By making sure your site is a helpful resource, rather than only using it as an advertisement for listings, you can jump way ahead of your competition. Here's a superb example of a property management website that understands the importance (and necessity) of relevant content. (They go as far as offering a guide for commuters with links to various public transportation options!)


The Keyword Conundrum

The beginning of the post described how difficult it can be to get quality real estate leads using keywords. But that doesn't mean it's impossible.

In fact, if you focused on the suggestions discussed in this post, your website is now much more keyword friendly. And not because you stuffed your pages with them. It’s because your site now caters to the ideal audience, not the Googlebot.


What are some other ways you’ve had success in optimizing your website? Do you feel that the real estate industry is behind when it comes to digital marketing? Please share your thoughts with the rest of us.

Denise Ho
Real Estate eBroker Services - San Diego, CA
Real Estate Agent

Great article Vicki Allsopp 

Sep 17, 2018 01:40 PM
Eileen Begley
Coldwell Banker, DelMonte - Carmel, CA
Monterey Real Estate

Good post. I particularly liked your ideas on "relevant" content. Gave me some ideas for new more interesting posts for my site. So thanks!


Sep 19, 2018 06:56 PM
Vicki Allsopp

Thanks for reading, Eileen. And I appreciate the feedback, as well. 

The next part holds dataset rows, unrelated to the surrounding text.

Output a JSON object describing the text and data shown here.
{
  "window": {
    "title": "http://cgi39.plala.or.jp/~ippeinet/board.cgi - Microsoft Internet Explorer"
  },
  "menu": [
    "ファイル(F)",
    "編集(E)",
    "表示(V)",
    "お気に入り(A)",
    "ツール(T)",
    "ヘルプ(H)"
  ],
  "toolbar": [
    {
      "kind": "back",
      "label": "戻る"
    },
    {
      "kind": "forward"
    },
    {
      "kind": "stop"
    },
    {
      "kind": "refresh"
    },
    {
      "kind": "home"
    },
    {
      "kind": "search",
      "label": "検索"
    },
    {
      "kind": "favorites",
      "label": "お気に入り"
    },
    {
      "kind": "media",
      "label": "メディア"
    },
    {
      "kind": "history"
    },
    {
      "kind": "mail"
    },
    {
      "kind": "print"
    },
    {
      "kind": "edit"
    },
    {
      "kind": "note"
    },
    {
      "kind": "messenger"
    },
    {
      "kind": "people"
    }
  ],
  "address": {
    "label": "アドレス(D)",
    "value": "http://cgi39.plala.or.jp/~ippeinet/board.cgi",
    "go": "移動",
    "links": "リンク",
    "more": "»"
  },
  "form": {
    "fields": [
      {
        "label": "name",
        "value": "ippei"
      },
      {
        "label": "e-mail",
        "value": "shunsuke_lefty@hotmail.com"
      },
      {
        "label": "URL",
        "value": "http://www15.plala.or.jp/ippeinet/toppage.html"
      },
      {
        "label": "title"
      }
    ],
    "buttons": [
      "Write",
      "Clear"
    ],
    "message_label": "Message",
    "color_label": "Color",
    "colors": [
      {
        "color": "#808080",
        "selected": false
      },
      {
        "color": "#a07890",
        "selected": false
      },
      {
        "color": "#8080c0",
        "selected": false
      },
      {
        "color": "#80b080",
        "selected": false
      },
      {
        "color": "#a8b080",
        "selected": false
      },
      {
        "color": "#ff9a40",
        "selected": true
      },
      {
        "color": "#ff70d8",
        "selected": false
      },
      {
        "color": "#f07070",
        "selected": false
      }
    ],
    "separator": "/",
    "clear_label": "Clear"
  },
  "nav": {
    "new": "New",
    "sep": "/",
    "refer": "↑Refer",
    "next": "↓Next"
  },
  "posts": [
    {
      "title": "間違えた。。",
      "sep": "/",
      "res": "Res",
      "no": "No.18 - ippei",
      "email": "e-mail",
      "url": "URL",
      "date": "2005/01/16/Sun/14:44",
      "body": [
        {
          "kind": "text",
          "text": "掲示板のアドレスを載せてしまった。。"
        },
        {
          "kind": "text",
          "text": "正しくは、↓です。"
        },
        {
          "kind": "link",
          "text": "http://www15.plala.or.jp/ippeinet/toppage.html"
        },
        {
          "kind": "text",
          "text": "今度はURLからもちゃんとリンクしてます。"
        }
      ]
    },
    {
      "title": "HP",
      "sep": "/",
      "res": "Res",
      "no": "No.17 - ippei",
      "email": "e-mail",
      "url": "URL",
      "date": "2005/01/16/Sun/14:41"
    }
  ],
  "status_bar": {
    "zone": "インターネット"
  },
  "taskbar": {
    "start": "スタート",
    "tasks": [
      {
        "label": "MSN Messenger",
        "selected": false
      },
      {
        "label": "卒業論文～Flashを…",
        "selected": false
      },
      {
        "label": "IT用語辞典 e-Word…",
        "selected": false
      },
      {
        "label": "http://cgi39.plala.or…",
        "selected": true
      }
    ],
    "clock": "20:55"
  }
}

(I'm originally from the Central Coast (SLO) so I know you've got a lot of great blog material to work with over there in the Carmel/Monterey area!)

Cheers :)

Sep 19, 2018 08:24 PM